→ **Saved data entries**
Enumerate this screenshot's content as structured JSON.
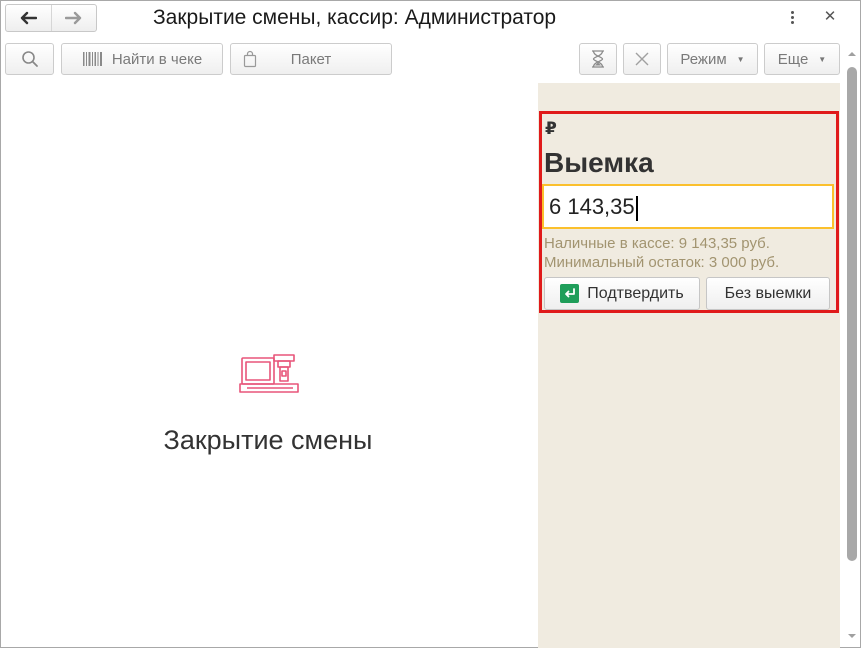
{
  "window": {
    "title": "Закрытие смены, кассир: Администратор"
  },
  "toolbar": {
    "find_in_receipt_label": "Найти в чеке",
    "package_label": "Пакет",
    "mode_label": "Режим",
    "more_label": "Еще"
  },
  "main": {
    "empty_title": "Закрытие смены"
  },
  "panel": {
    "currency_symbol": "₽",
    "heading": "Выемка",
    "amount_value": "6 143,35",
    "cash_in_register": "Наличные в кассе: 9 143,35 руб.",
    "min_balance": "Минимальный остаток: 3 000 руб.",
    "confirm_label": "Подтвердить",
    "no_withdrawal_label": "Без выемки"
  },
  "colors": {
    "accent_red": "#e01a1a",
    "input_focus": "#fbc02d",
    "panel_bg": "#f0ebe0",
    "confirm_icon_green": "#1f9e5a",
    "empty_icon_pink": "#e8557a"
  }
}
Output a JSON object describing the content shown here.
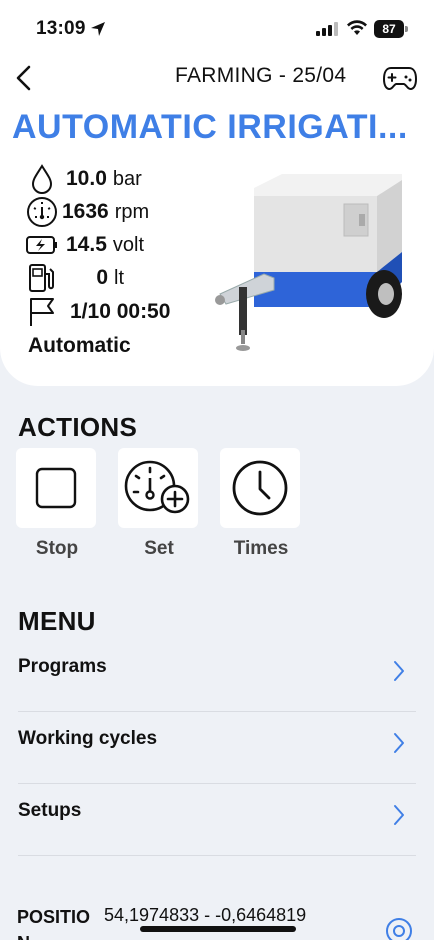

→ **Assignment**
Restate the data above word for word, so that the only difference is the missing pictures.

→ **Response for this exercise**
Enumerate this screenshot's content as structured JSON.
{
  "window": {
    "title": "Закрытие смены, кассир: Администратор"
  },
  "toolbar": {
    "find_in_receipt_label": "Найти в чеке",
    "package_label": "Пакет",
    "mode_label": "Режим",
    "more_label": "Еще"
  },
  "main": {
    "empty_title": "Закрытие смены"
  },
  "panel": {
    "currency_symbol": "₽",
    "heading": "Выемка",
    "amount_value": "6 143,35",
    "cash_in_register": "Наличные в кассе: 9 143,35 руб.",
    "min_balance": "Минимальный остаток: 3 000 руб.",
    "confirm_label": "Подтвердить",
    "no_withdrawal_label": "Без выемки"
  },
  "colors": {
    "accent_red": "#e01a1a",
    "input_focus": "#fbc02d",
    "panel_bg": "#f0ebe0",
    "confirm_icon_green": "#1f9e5a",
    "empty_icon_pink": "#e8557a"
  }
}
Output a JSON object describing the content shown here.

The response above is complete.